1. T shows a picture of Aimee Mullins and asks ss if they know her. T then asks ss to read (about the author section) to raise their interest in reading the text. 2. T asks ss to think about and write the meaning of the following words while they're reading: a. accomplishments: (syn: achievement) an impressive thing that is done or achieved after a lot of work b. extraordinary: not normal or ordinary; greater or better than usual c. celebrate: to do something enjoyable something good has happened SS check in pairs and after that as a W/C
1. T shows ss the questions on page 8 of the PDF file and makes sure ss understand the questions and then ask them to answer them by looking back at the text. 2. When finished, T asks one S to write the first answer on the W/B and asks other ss to confirm. T repeats the same with the other three questions Possible answers: 1. She has difficulty walking across the library's marble floor because she has prosthetics on her legs below the knee and is wearing high heels. The floor is slippery and difficult to balance on. 2. Mullins was wearing a dress that she had bought herself, and her father told her that she needed to change. He pointed out that you could see her knee joint when she walked, which he thought was "inappropriate." She refused to change because she believed that she shouldn't be ashamed of her prosthetics, and was grounded for defying him. 3. Mullins begins working with engineers, fashion designers, sculptors, and other specialists to design and build prosthetics for her. 4. The author states that the source of the greatest creative power is to own and celebrate what makes us different.
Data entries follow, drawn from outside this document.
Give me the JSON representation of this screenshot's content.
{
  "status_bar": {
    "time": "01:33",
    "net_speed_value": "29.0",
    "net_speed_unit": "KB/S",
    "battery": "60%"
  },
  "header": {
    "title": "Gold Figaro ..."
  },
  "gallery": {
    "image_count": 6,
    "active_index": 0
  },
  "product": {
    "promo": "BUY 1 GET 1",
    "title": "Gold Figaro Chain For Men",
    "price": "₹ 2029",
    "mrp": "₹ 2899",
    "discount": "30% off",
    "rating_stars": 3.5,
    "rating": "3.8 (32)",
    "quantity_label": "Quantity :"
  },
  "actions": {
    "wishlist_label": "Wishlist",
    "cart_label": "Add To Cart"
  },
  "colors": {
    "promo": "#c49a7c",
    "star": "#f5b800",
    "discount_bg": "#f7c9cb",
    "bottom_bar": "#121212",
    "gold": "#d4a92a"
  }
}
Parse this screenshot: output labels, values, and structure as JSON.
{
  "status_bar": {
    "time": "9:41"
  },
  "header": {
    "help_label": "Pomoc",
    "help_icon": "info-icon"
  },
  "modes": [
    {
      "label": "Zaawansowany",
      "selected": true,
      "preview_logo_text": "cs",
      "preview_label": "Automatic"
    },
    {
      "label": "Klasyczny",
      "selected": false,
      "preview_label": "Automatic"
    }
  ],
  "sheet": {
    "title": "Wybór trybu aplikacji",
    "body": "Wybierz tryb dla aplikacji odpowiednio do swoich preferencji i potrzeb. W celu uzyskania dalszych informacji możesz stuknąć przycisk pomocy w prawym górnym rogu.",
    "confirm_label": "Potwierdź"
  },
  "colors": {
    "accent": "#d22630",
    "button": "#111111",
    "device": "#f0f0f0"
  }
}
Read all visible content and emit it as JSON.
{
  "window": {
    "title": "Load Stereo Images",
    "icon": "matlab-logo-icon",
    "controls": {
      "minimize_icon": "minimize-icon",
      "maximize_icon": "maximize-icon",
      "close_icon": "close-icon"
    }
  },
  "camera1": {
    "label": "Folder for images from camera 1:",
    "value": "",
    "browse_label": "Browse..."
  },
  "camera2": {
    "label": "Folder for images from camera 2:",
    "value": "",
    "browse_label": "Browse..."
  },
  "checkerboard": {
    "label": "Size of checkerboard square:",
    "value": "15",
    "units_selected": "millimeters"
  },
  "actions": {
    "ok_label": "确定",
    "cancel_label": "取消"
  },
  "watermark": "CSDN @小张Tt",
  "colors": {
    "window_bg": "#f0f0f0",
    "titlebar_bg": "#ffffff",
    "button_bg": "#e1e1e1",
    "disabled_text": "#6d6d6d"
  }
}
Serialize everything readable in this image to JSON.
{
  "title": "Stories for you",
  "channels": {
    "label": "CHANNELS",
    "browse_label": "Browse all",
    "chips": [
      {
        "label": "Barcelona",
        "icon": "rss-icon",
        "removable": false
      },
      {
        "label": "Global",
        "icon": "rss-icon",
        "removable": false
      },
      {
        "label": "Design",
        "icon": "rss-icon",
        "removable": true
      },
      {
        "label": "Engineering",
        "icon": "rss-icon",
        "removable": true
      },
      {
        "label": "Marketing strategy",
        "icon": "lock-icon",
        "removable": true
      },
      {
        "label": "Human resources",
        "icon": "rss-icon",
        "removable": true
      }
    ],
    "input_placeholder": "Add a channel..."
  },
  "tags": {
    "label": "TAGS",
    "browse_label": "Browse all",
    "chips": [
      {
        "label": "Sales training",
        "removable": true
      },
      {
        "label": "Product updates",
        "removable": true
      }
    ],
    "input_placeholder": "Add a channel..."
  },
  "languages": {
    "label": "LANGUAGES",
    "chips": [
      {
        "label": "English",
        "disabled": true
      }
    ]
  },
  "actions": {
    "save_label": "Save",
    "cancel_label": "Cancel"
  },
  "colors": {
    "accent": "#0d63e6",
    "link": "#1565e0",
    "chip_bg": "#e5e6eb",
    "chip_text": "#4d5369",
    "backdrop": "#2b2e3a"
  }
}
T then asks ss to make a group of four and confirm their understanding of the text by briefly summarizing key events. Possible answer: When Aimee Mullins was a year old, her legs were amputated below the knee. When she was 5, she had another surgery to correct the growth of her tibia. She was excited to return to school, and did so in a wheelchair; she recalls her teacher worrying that her presence would be "inappropriate" and "distracting." When she was in second grade, Aimee broke one of her wooden prosthetics as a result of swimming with them on, causing the wood to rot. These legs were replaced with plastic, waterproof ones. She recalls how difficult it was to swim in these legs as a result of their buoyancy. When Mullins was fourteen, she put on a dress she had bought with money earned on her paper route. She was thrilled about the dress, but when her father noticed that her knee joint was visible in it, he asked her to change, saying it was "inappropriate." Aimee refused to change and was grounded as a result, but remembers getting complimented on the dress by extended family members. As she grew older, Mullins began taking control over the appearance of her prosthetics, working with sculptors, fashion designers, engineers, and other specialists to design and create artificial legs. She was able to get prosthetics modeled after the hind legs of a cheetah and ended up setting multiple world records with the prosthetics. She began to enjoy being able to express herself through different prosthetics. At the end of her story, Mullins recalls a six-year-old girl recognizing her on the street. The girl had gotten her leg amputated 6 months ago, and was excited to show Mullins her new prosthetic leg. Mullins marvels at how wonderful it is that this young girl has already begun celebrating what makes her different.